The fact that the Healthy and Happy programme is being delivered at the Great Sankey Neighbourhood Hub is no accident. The wellbeing centre, which is designed to offer facilities such as a library, a café, NHS consulting rooms and a pharmacy, as well as more traditional sports facilities, is the first public building in the UK whose architecture, design and facilities have been certified as dementia friendly by the University of Stirling.
The Hub, which replaced a conventional 1970s sports centre, was built with the help of £1.5m from The National Lottery. Since The National Lottery’s first draw took place on 19 November 1994, more than £40 billion has been raised for good causes in the areas of arts, sport, heritage and community.
Matthew Parker, Operations Director for LiveWire Warrington, the organisation that runs the Great Sankey Neighbourhood Hub for Warrington Borough Council, says the university’s dementia-friendly accreditation is usually conferred on specialist care homes. “When we started with this project we knew that the west of Warrington had the fastest ageing population in the town and also the highest prevalence of dementia,” he says. “The university provided with us guidance on every aspect of the design process – from colour schemes to signage and the provision of quiet spaces.”
Colours are an essential part of the Hub’s dementia-friendly design. Its floors are a consistent shade of grey because a significant shift in colour could cause a person living with dementia to become unsteady or disorientated. The centre’s walls are painted vibrant colours according to their function, a scheme that helps people with dementia navigate their way through the building.
Signage is also important. It is clear and consistent – right down to the use of the correct font or upper and lower case – and placed at a height that makes it easy to read.

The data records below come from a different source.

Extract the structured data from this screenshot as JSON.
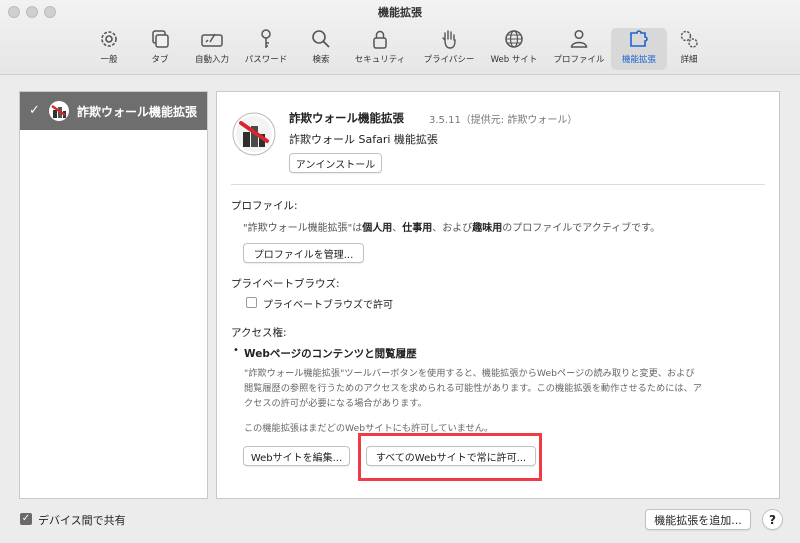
{
  "window": {
    "title": "機能拡張"
  },
  "toolbar": {
    "tabs": [
      {
        "label": "一般",
        "icon": "gear-icon"
      },
      {
        "label": "タブ",
        "icon": "tabs-icon"
      },
      {
        "label": "自動入力",
        "icon": "autofill-icon"
      },
      {
        "label": "パスワード",
        "icon": "key-icon"
      },
      {
        "label": "検索",
        "icon": "search-icon"
      },
      {
        "label": "セキュリティ",
        "icon": "lock-icon"
      },
      {
        "label": "プライバシー",
        "icon": "hand-icon"
      },
      {
        "label": "Web サイト",
        "icon": "globe-icon"
      },
      {
        "label": "プロファイル",
        "icon": "person-icon"
      },
      {
        "label": "機能拡張",
        "icon": "puzzle-icon"
      },
      {
        "label": "詳細",
        "icon": "gears-icon"
      }
    ],
    "active_tab": "機能拡張",
    "accent_color": "#1a64d2"
  },
  "sidebar": {
    "items": [
      {
        "label": "詐欺ウォール機能拡張",
        "checked": true
      }
    ]
  },
  "detail": {
    "ext_name": "詐欺ウォール機能拡張",
    "ext_meta": "3.5.11（提供元: 詐欺ウォール）",
    "ext_sub": "詐欺ウォール Safari 機能拡張",
    "uninstall_label": "アンインストール",
    "profile_heading": "プロファイル:",
    "profile_text_1": "\"詐欺ウォール機能拡張\"は",
    "profile_bold_1": "個人用",
    "profile_sep_1": "、",
    "profile_bold_2": "仕事用",
    "profile_text_2": "、および",
    "profile_bold_3": "趣味用",
    "profile_text_3": "のプロファイルでアクティブです。",
    "manage_profile_label": "プロファイルを管理...",
    "private_heading": "プライベートブラウズ:",
    "private_allow_label": "プライベートブラウズで許可",
    "access_heading": "アクセス権:",
    "access_item_title": "Webページのコンテンツと閲覧履歴",
    "access_desc_line1": "\"詐欺ウォール機能拡張\"ツールバーボタンを使用すると、機能拡張からWebページの読み取りと変更、および",
    "access_desc_line2": "閲覧履歴の参照を行うためのアクセスを求められる可能性があります。この機能拡張を動作させるためには、ア",
    "access_desc_line3": "クセスの許可が必要になる場合があります。",
    "not_allowed_text": "この機能拡張はまだどのWebサイトにも許可していません。",
    "edit_sites_label": "Webサイトを編集...",
    "allow_all_label": "すべてのWebサイトで常に許可..."
  },
  "footer": {
    "share_label": "デバイス間で共有",
    "share_checked": true,
    "add_ext_label": "機能拡張を追加...",
    "help_label": "?"
  },
  "highlight_color": "#ef3b45"
}
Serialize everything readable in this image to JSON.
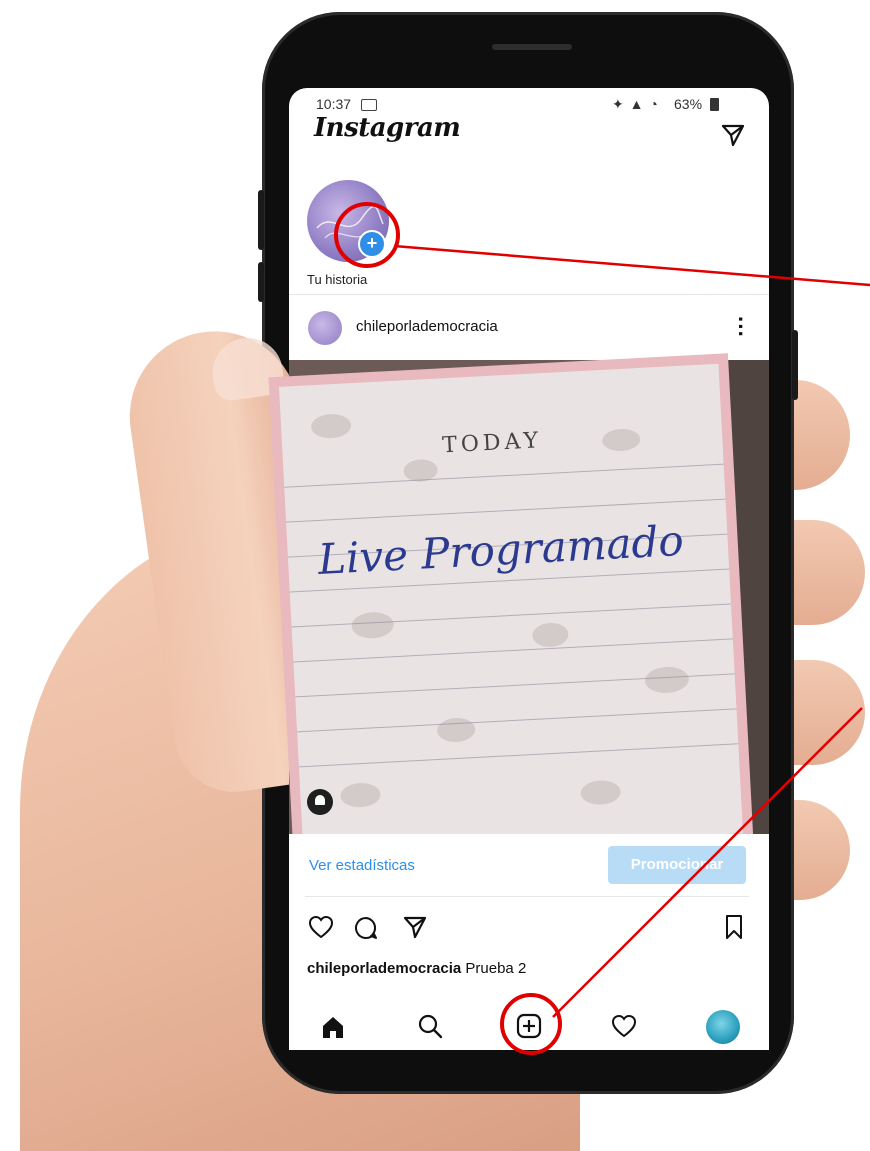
{
  "status_bar": {
    "time": "10:37",
    "battery": "63%"
  },
  "header": {
    "logo": "Instagram"
  },
  "stories": {
    "own_story_label": "Tu historia"
  },
  "post": {
    "username": "chileporlademocracia",
    "image_text_today": "TODAY",
    "image_text_handwritten": "Live Programado",
    "stats_link": "Ver estadísticas",
    "promote_button": "Promocionar",
    "caption_user": "chileporlademocracia",
    "caption_text": "Prueba 2"
  },
  "colors": {
    "accent_blue": "#2f8fe6",
    "promote_button_bg": "#b8dcf6",
    "annotation_red": "#e00000"
  },
  "icons": [
    "camera-icon",
    "direct-message-icon",
    "add-story-icon",
    "more-options-icon",
    "bell-icon",
    "heart-icon",
    "comment-icon",
    "share-icon",
    "bookmark-icon",
    "home-icon",
    "search-icon",
    "new-post-icon",
    "activity-heart-icon",
    "profile-avatar"
  ]
}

“As soon as people come in they can orientate themselves to find the facilities they might want to use,” says Matthew.
The Hub also makes extensive use of natural light to create a calming, welcoming environment and offers quiet rooms and quiet spaces to anyone who might find the atmosphere a little overwhelming. ”People living with dementia might find this kind of fast-paced environment intimidating so we’ve created areas where they can sit and be quiet,” explains Matthew.”
The development of dementia-friendly classes and activities is a natural extension of the Hub’s dementia-friendly accreditation. As well as the Healthy and Happy programme, the centre offers dementia-friendly swimming sessions – quieter periods when the pool is less crowded – and quieter times in the gym when the music is turned down. More programmes tailored to people living with dementia will be added in the future, says Matthew.

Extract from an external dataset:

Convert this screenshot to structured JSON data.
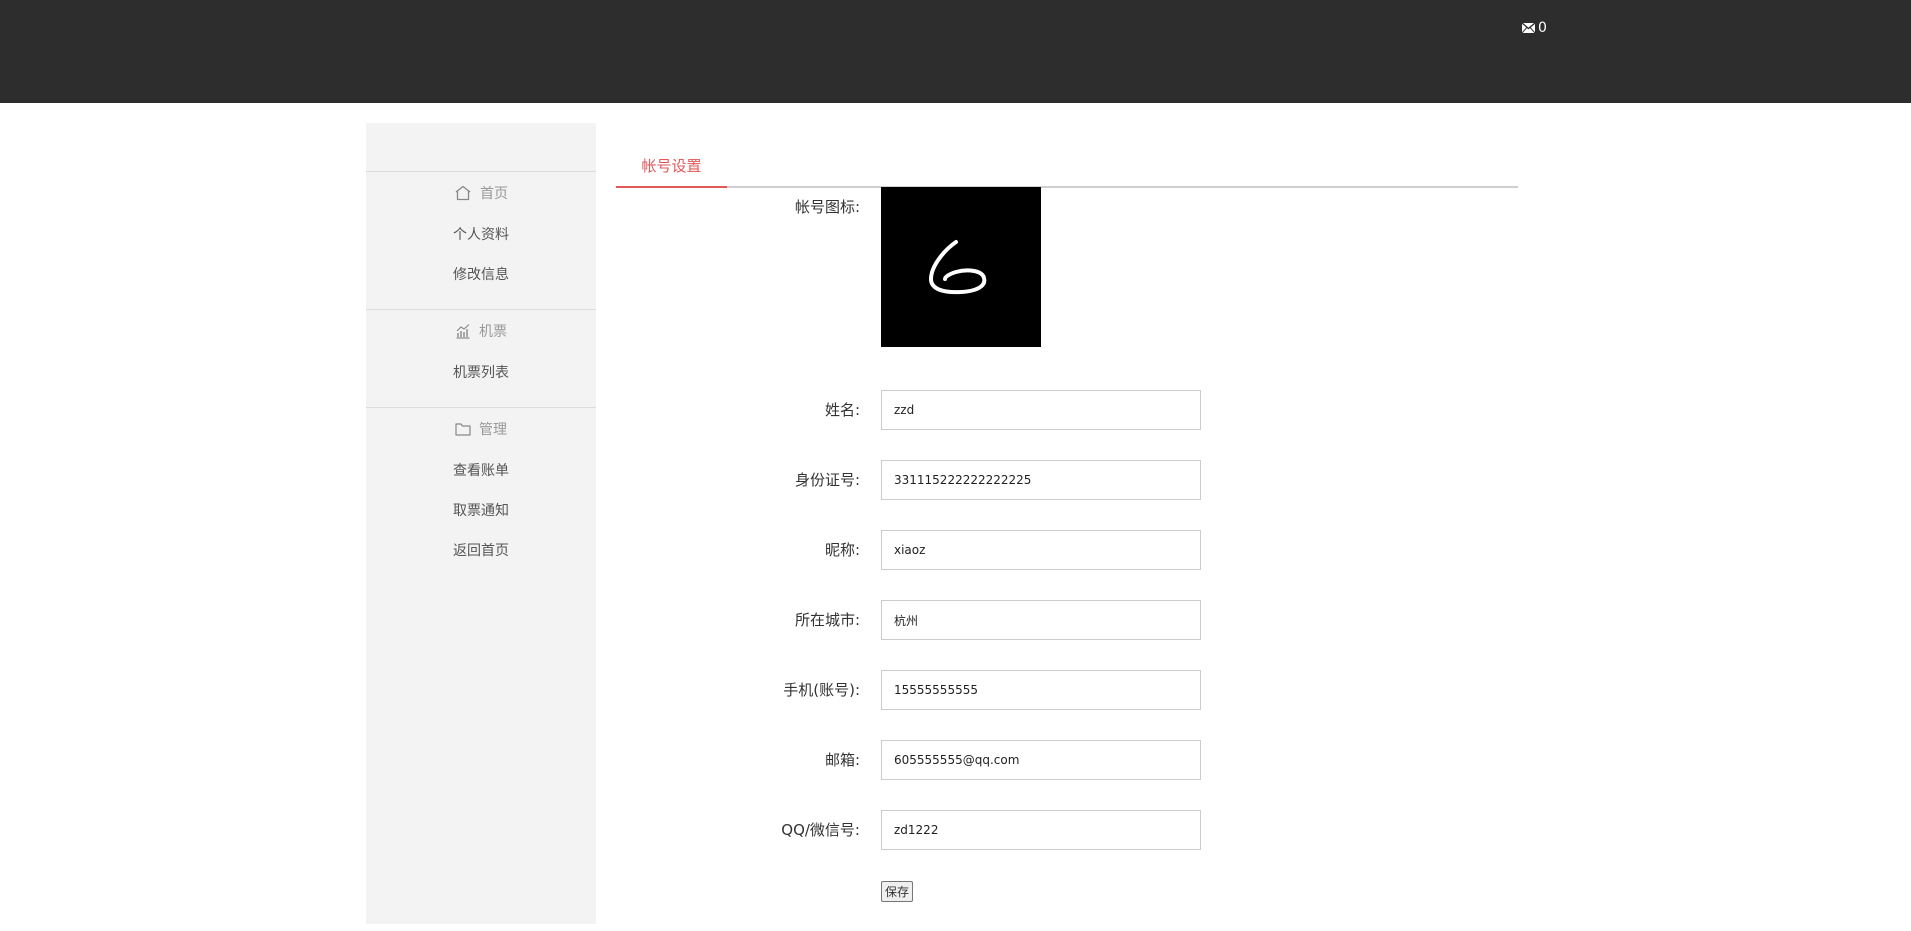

Councillor Tony Higgins, the Warrington Borough Council cabinet member responsible for Neighbourhood and Communities, says the fact the Great Sankey Neighbourhood Hub has been nominated for a National Lottery Award is a “great testament” to its efforts to be inclusive. He hopes the centre will be a model for other hubs in Warrington and beyond.
“The National Lottery has been pivotal in delivering this Hub,” he says. “Without the input of the National Lottery we would have been hard tasked to deliver it at this high standard.”
Councillor Higgins says the Healthy and Happy programme is a great example of people living with dementia and their family being supported. “Previously, these people would have been excluded,” he says. This [the Healthy and Happy classes] enables them to come out and partake in exercise and that can only be a great thing.”
For Maureen, the Healthy and Happy classes are a valuable opportunity for Steven to exercise safely in a supportive environment. “Sometimes I’m so busy and he can’t really go out on his own,” she says. “He used to do a lot of walking and cycling and he was well into photography. We’ve just come back from holiday and I was struggling to use his camera to take pictures. It’s sad in a way, but we just keep on don’t we.”
Each week, National Lottery players raise £36 million for projects across the UK making vital projects like these possible.